Also speaking at the rally was attorney Mary Pike, who represented Joe Doherty before the Supreme Court. She spoke eloquently about the growing concern among human rights organizations over Moloney’s case.
Although the Moloney case has gotten attention from writers and officials, it is far from just a fashionable cause for celebrities. Also present at the rally was the endangered journalist’s aunt, Helen Moloney. When she is not crusading on behalf of her nephew, she is a nursing administrator at Mount Sinai Hospital in Queens. She is understandably passionate about the case. Asked about the British court’s demand, she said that "ethically, it’s totally unacceptable" for Ed Moloney to hand over information about his sources. To do so would tarnish his integrity as a journalist, of which she is justly proud.

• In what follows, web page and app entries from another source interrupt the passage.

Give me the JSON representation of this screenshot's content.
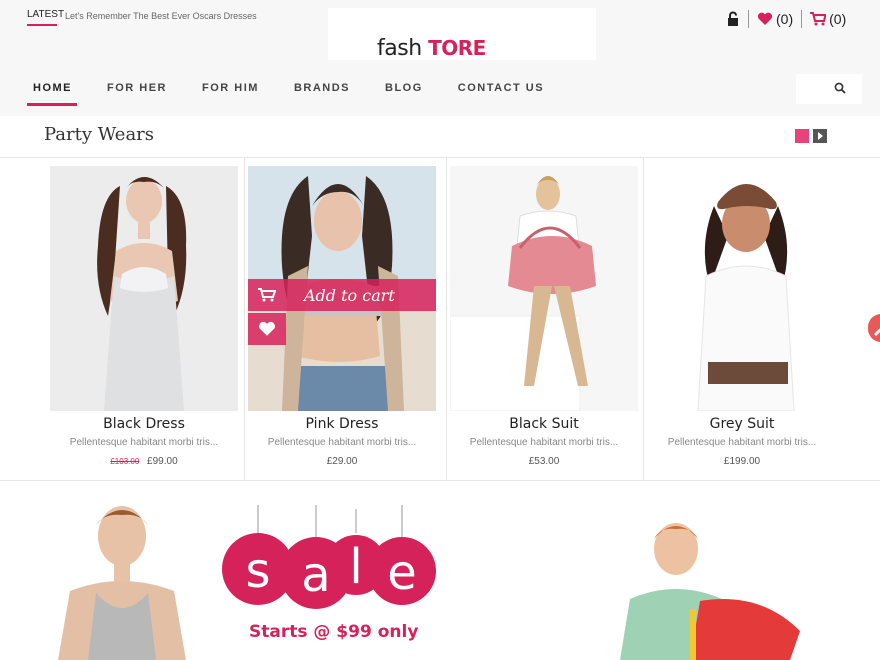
{
  "header": {
    "latest_label": "LATEST",
    "latest_text": "Let's Remember The Best Ever Oscars Dresses",
    "logo_part1": "fash",
    "logo_part2": "TORE",
    "wishlist_count": "(0)",
    "cart_count": "(0)"
  },
  "icons": {
    "lock": "lock-icon",
    "heart": "heart-icon",
    "cart": "cart-icon",
    "search": "search-icon"
  },
  "nav": {
    "items": [
      "HOME",
      "FOR HER",
      "FOR HIM",
      "BRANDS",
      "BLOG",
      "CONTACT US"
    ]
  },
  "section": {
    "title": "Party Wears"
  },
  "products": [
    {
      "name": "Black Dress",
      "desc": "Pellentesque habitant morbi tris...",
      "old_price": "£103.00",
      "price": "£99.00"
    },
    {
      "name": "Pink Dress",
      "desc": "Pellentesque habitant morbi tris...",
      "old_price": "",
      "price": "£29.00"
    },
    {
      "name": "Black Suit",
      "desc": "Pellentesque habitant morbi tris...",
      "old_price": "",
      "price": "£53.00"
    },
    {
      "name": "Grey Suit",
      "desc": "Pellentesque habitant morbi tris...",
      "old_price": "",
      "price": "£199.00"
    }
  ],
  "hover": {
    "add_to_cart": "Add to cart"
  },
  "promo": {
    "sale_letters": [
      "s",
      "a",
      "l",
      "e"
    ],
    "starts_text": "Starts @ $99 only"
  },
  "colors": {
    "accent": "#d6225b",
    "muted": "#888888"
  }
}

Other protesters were first- and second-generation New Yorkers proud of their Irish history and heritage. Among them was Mary Murray, a Manhattan resident whose father came here from County Derry and whose mother came from County Tyrone. She said that she has been active of Moloney’s behalf and that "if my parents were alive, they’d be here" as well.